DESCRIPTION OF THE TASK:
Which lines of the records below contain the word "green"? Copy each of them out.

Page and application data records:
•••••
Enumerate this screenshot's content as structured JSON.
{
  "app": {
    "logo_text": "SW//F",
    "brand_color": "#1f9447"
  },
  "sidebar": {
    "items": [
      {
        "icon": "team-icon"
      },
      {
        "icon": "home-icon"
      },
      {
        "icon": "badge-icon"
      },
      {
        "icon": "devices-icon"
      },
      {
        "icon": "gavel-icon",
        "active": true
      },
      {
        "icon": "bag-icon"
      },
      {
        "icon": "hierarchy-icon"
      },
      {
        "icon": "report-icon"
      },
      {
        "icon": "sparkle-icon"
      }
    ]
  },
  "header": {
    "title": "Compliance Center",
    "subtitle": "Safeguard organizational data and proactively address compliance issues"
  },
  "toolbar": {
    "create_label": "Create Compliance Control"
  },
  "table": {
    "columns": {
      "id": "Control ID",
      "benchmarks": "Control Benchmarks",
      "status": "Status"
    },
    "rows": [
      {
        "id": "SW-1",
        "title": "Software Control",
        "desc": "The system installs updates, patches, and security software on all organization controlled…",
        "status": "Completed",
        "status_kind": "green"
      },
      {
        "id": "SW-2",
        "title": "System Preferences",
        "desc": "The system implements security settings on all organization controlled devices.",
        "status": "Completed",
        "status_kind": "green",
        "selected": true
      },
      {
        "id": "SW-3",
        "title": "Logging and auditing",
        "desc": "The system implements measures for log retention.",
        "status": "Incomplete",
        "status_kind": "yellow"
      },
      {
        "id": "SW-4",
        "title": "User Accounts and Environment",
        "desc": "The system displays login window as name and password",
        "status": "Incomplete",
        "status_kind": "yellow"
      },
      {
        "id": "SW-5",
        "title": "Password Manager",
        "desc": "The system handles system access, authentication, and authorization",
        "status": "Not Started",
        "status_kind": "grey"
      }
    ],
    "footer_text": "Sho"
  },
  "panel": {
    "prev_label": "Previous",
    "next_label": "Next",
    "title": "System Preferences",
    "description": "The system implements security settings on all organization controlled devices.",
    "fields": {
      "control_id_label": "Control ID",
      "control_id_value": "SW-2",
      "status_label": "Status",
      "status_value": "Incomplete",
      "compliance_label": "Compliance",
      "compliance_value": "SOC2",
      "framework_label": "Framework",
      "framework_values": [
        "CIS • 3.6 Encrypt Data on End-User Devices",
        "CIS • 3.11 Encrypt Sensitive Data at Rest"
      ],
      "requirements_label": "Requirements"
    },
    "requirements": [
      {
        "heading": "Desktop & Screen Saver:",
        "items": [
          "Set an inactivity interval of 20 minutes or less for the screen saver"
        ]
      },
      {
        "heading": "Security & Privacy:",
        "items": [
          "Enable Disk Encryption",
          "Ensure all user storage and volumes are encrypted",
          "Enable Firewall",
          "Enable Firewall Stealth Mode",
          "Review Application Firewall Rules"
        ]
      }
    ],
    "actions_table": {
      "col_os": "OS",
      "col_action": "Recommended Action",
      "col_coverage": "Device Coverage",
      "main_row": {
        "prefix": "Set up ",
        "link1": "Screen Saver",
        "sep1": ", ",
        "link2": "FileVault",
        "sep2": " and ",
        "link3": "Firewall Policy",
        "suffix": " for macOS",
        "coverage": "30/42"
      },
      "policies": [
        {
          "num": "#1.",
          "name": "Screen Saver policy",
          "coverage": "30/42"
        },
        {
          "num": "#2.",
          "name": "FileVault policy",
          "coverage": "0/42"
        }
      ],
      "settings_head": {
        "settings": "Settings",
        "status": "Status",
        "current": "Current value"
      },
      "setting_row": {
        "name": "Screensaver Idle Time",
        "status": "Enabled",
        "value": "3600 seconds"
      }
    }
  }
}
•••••
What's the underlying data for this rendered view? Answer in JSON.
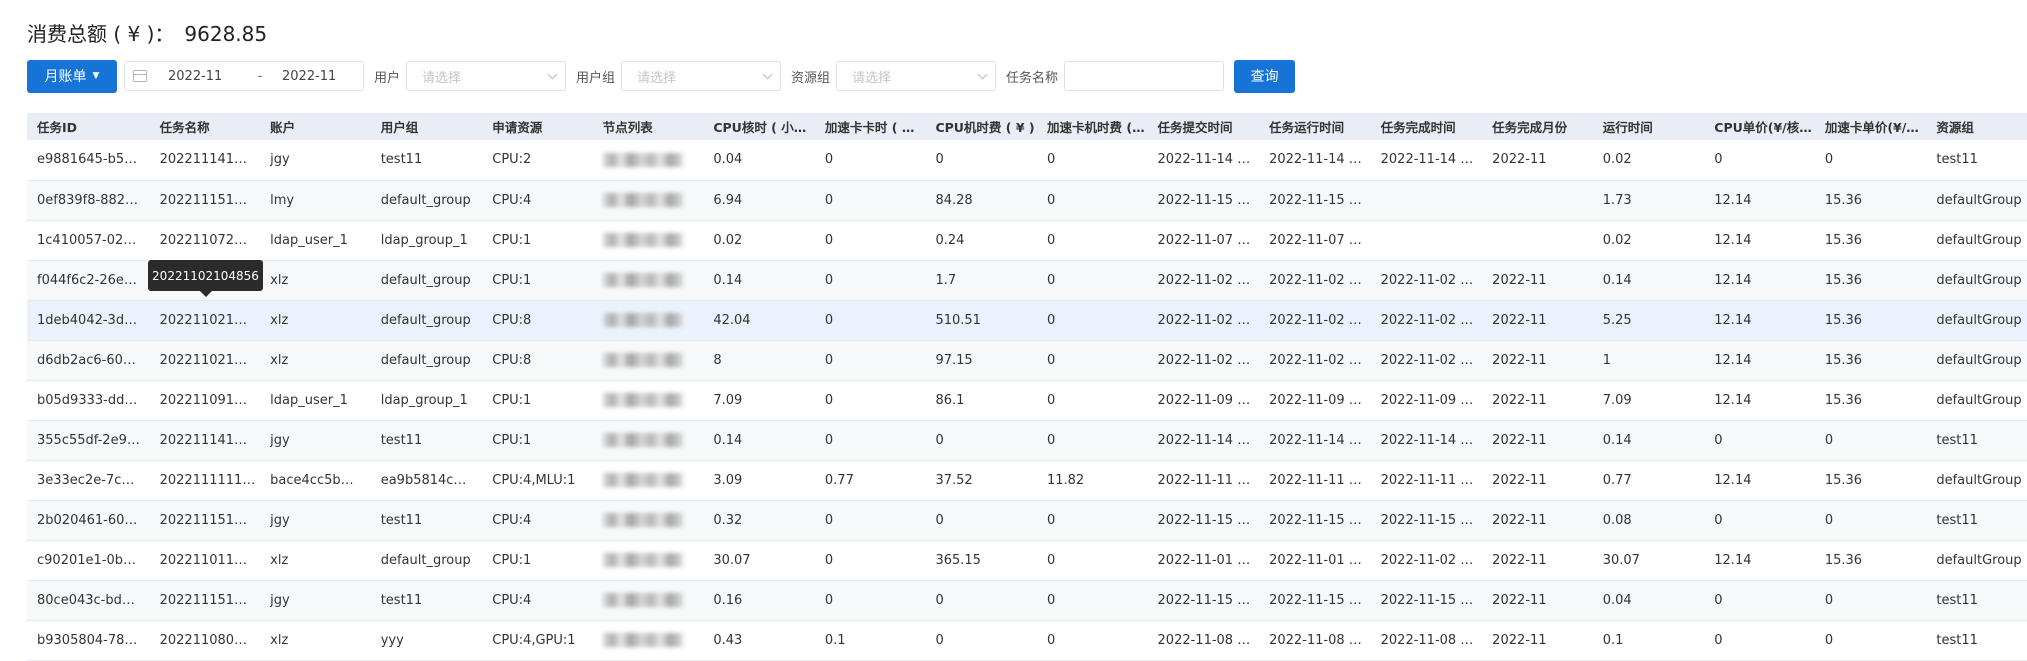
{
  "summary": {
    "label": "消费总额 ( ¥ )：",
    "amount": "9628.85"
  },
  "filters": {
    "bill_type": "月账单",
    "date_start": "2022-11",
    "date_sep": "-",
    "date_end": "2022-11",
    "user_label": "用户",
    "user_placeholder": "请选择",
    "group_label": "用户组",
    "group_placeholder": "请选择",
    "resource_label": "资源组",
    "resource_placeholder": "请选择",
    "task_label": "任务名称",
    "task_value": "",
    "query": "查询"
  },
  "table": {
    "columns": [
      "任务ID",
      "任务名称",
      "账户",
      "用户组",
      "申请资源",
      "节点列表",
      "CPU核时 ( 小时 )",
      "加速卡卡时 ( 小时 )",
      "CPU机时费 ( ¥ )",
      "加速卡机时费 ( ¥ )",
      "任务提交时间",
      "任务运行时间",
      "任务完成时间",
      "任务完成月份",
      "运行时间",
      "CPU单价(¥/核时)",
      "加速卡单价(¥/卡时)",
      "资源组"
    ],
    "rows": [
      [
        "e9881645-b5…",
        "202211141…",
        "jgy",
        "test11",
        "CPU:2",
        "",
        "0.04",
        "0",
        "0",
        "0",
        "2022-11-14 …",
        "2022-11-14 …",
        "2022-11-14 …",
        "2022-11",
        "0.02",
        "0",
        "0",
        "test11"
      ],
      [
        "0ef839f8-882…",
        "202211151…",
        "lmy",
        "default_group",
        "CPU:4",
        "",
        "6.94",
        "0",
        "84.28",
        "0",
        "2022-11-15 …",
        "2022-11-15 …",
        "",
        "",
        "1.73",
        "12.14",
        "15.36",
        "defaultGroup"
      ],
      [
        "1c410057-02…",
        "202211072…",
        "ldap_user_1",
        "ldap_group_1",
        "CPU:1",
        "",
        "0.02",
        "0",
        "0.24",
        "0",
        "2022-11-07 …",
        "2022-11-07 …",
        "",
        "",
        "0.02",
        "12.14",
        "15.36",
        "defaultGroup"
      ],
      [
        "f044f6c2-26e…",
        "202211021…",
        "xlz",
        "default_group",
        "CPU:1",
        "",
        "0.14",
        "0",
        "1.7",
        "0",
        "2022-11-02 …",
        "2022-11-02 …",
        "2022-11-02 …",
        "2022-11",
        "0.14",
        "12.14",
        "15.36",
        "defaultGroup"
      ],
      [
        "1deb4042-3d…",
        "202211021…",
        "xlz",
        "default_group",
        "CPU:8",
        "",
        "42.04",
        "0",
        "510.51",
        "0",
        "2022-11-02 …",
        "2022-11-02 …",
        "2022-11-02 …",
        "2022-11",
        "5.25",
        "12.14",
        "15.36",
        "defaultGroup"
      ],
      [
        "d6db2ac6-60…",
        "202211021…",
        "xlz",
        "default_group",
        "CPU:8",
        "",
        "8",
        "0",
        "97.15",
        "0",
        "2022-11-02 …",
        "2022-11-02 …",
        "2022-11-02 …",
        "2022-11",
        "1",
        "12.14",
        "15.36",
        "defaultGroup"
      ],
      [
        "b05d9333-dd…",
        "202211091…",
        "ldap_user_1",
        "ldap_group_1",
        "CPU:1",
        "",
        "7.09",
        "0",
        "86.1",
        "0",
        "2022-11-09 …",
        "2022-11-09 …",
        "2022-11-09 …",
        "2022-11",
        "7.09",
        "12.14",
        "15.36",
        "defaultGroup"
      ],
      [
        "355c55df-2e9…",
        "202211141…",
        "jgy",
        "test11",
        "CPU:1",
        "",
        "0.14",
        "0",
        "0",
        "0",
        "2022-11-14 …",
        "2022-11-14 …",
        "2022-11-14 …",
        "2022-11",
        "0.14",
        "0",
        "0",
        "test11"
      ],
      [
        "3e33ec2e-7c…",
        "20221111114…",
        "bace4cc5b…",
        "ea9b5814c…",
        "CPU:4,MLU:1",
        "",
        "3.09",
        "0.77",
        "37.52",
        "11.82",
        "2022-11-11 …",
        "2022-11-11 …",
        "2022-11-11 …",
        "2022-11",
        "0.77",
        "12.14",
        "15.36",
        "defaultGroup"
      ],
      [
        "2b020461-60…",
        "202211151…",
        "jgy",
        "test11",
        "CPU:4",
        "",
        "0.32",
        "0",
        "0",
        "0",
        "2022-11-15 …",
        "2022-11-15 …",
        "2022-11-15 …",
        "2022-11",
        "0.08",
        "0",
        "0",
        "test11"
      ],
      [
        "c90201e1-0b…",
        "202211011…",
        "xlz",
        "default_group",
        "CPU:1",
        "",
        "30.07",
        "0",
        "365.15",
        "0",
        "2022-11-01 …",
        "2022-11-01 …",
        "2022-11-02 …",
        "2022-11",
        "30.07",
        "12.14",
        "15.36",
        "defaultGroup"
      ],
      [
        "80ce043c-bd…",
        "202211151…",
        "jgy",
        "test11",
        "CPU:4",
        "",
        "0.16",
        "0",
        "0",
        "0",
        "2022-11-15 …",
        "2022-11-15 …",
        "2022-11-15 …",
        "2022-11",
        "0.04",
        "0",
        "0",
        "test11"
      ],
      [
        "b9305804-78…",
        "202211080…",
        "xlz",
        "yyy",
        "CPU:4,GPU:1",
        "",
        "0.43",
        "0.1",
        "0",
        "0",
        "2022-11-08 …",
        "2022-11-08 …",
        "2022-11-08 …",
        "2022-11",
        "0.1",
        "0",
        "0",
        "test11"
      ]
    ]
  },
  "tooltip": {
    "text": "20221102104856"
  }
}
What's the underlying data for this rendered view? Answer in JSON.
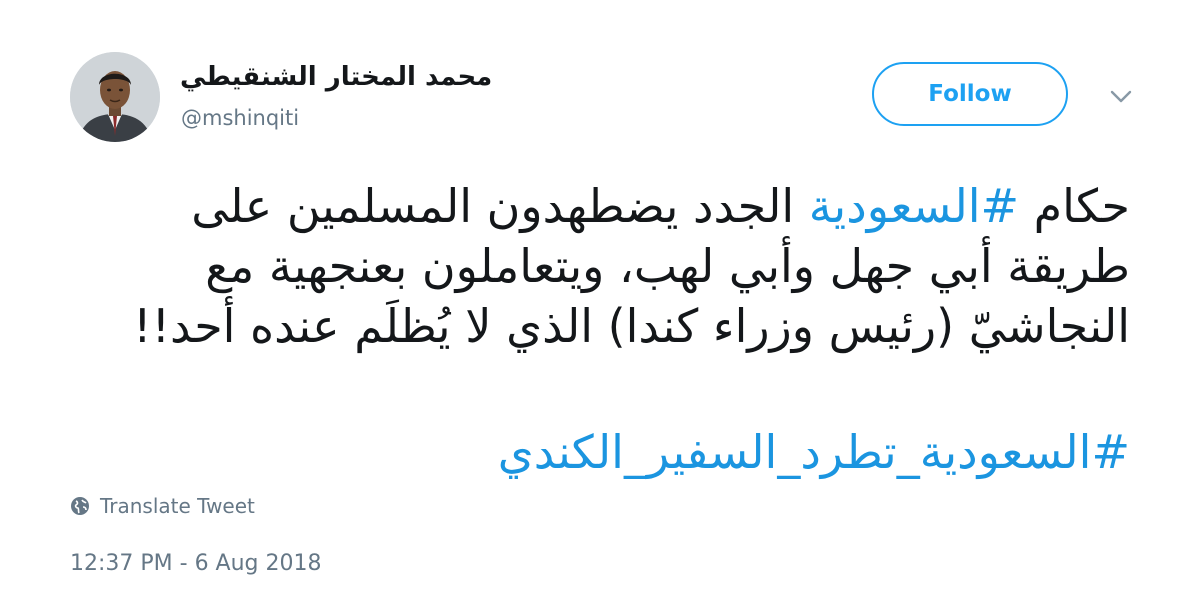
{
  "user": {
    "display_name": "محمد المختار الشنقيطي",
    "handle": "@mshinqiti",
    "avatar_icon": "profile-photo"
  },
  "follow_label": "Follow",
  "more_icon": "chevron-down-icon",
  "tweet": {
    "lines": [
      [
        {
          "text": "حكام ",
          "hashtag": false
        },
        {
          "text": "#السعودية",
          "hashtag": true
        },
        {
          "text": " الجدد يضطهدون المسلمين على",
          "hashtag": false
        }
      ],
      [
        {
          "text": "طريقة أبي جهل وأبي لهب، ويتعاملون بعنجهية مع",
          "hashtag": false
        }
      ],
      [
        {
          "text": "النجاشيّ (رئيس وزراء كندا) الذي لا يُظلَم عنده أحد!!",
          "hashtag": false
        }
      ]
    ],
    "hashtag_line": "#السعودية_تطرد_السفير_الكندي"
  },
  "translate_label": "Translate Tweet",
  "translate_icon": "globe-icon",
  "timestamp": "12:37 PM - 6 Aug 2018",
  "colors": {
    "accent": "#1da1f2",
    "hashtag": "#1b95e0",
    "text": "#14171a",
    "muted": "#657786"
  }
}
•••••
ANSWER TO THIS TASK:
        "status_kind": "green"
        "status_kind": "green",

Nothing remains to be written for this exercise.